A team of University of Missouri neuroscientists are inching closer to developing the tools needed to decipher the brain. In 2015, the team received a National Science Foundation Early Concept Grant for Exploratory Research (EAGER) award to investigate a newly discovered class of proteins that are turned on by heat. Now, the team has published a new paper that demonstrates how these proteins can be used as tools to regulate the activity of individual neurons in the brain through changes in temperature. These tools will advance fundamental brain research and potentially lead to “deep brain stimulation” treatments used for Alzheimer’s and Parkinson’s patients.
“Thermogenetic tools, which utilize heat to act as a ‘switch’ to turn neuron functions on, are expanding the horizons of brain research by allowing us to control specific neurons in the brain and measure behavioral changes,” said Troy Zars, professor of biological sciences in the MU College of Arts and Science. “The goal of this fundamental research was to identify more of these special proteins, laying the foundation so that, in the future, scientists have a better understanding of how neuronal circuits function.”
The research team was led by Zars, as well as Mirela Milescu and Lorin Milescu, who both are assistant professors of biological sciences at MU. The team included four undergraduate and four graduate students. Together, the researchers focused on a family of genes that encode taste receptors found in fruit flies. Surprisingly, some of these taste receptors also are activated by heat and thus play a role in detecting environmental temperature.
First, the students in Mirela Milescu’s lab investigated the thermosensitivity of these proteins and identified one member of the family, called Gr28bD, as a prime candidate for thermogenetics. Then, Lorin Milescu’s students used live-imaging techniques and software developed in their lab to demonstrate that the Gr28bD protein can, through temperature differences, modulate the brain activity of fruit flies.
Finally, the flies were tested in Dr. Troy Zars’ lab for temperature-dependent behavior. Using a specially designed heat chamber that allows precise control of the environmental temperature, the Zars’ students were able to show that the Gr28bD protein can control behavior in these flies, using temperature as a “brain switch.”
“Gr28bD could become a powerful tool in controlling neuronal activity and studying how neuronal circuits function,” said Benton Berigan, a graduate student in Lorin Milescu’s lab. “Since this protein is not found in any mammal, it emerges as a good candidate for the development of novel thermogenetic tools to be used for basic research and potentially one day in humans.”
Further study of thermogenetics could lead to the development of deep brain stimulation tools as a part of the national Brain Research through Advancing Innovative Neurotechnologies (BRAIN) project, Zars said.

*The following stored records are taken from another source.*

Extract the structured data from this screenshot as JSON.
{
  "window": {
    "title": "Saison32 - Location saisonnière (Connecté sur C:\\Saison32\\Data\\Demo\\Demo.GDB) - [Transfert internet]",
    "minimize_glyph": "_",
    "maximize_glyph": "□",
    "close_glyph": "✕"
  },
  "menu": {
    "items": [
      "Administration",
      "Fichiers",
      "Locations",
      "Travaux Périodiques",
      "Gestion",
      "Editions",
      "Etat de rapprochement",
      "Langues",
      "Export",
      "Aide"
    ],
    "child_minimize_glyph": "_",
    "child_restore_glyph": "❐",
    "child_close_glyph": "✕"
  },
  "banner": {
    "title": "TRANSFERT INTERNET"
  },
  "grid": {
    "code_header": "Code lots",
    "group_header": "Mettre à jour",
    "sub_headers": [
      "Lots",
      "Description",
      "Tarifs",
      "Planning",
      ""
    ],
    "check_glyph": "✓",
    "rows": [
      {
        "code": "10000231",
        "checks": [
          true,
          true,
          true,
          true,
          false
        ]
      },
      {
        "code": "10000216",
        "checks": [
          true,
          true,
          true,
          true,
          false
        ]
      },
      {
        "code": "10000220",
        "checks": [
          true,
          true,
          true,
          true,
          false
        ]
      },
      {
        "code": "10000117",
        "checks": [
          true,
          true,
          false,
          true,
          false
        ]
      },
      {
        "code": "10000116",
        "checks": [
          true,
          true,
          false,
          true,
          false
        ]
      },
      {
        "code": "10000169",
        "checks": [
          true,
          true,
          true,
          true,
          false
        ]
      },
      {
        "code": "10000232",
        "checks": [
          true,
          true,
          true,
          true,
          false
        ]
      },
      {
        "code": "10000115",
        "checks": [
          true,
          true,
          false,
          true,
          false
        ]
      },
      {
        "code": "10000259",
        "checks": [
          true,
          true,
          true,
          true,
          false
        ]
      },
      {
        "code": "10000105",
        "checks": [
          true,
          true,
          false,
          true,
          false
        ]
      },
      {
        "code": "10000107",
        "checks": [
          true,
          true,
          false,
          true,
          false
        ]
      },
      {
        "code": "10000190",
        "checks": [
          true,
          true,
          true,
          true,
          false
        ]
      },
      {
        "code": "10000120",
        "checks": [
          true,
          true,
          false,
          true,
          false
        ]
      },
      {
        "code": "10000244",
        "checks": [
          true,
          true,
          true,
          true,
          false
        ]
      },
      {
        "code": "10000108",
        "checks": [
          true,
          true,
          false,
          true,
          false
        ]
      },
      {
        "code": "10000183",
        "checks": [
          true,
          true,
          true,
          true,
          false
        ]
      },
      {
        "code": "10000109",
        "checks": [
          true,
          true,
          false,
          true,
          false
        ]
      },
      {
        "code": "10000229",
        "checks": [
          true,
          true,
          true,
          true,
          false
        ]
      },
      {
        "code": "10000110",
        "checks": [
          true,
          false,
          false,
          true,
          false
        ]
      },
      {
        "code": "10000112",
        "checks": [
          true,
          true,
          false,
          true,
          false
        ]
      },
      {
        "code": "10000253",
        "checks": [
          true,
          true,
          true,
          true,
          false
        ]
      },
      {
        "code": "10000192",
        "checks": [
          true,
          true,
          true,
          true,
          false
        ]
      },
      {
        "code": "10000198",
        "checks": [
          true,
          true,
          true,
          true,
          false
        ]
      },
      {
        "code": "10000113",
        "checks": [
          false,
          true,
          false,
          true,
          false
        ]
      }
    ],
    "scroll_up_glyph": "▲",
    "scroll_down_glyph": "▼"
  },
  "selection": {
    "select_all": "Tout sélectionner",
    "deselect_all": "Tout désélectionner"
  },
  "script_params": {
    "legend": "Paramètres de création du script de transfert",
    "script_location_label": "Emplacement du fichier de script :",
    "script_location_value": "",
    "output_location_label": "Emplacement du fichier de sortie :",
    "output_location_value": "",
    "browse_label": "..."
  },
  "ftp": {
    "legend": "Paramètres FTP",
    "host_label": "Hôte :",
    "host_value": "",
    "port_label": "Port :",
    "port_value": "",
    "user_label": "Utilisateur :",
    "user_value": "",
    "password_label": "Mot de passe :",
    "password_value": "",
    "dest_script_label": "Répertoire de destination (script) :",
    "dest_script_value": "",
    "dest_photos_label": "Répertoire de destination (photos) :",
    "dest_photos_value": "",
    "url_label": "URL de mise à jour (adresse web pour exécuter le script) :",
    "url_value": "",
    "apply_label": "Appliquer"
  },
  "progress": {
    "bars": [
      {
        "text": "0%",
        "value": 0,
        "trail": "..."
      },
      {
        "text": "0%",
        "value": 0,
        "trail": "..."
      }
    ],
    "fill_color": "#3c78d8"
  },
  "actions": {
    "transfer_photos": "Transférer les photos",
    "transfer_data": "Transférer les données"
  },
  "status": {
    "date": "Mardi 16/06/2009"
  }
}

This research highlights the power of translational precision medicine and the promise of the proposed Translational Precision Medicine Complex (TPMC) at the University of Missouri. The TPMC will bring together industry partners, multiple schools and colleges on campus, and the federal and state government to enable precision and personalized medicine. Scientific advancements made at MU will be effectively translated into new drugs, devices and treatments that deliver customized patient care based on an individual’s genes, environment and lifestyle, ultimately improving health and well-being of people.
The study, “The Drosophila Gr28bD product is a non-specific cation channel that can be used as a novel thermogenetic tool,” recently was published in Scientific Reports. Aditi Mishra, Autoosa Salari, Kayla C. Miguel, Marzie Amirshenava, Abbey Robinson, Jenna Lin and Benjamin C. Zars all contributed to the study. Funding was provided by the National Science Foundation (Grant: 1535790). The content is solely the responsibility of the authors and does not necessarily represent the official views of the funding agencies.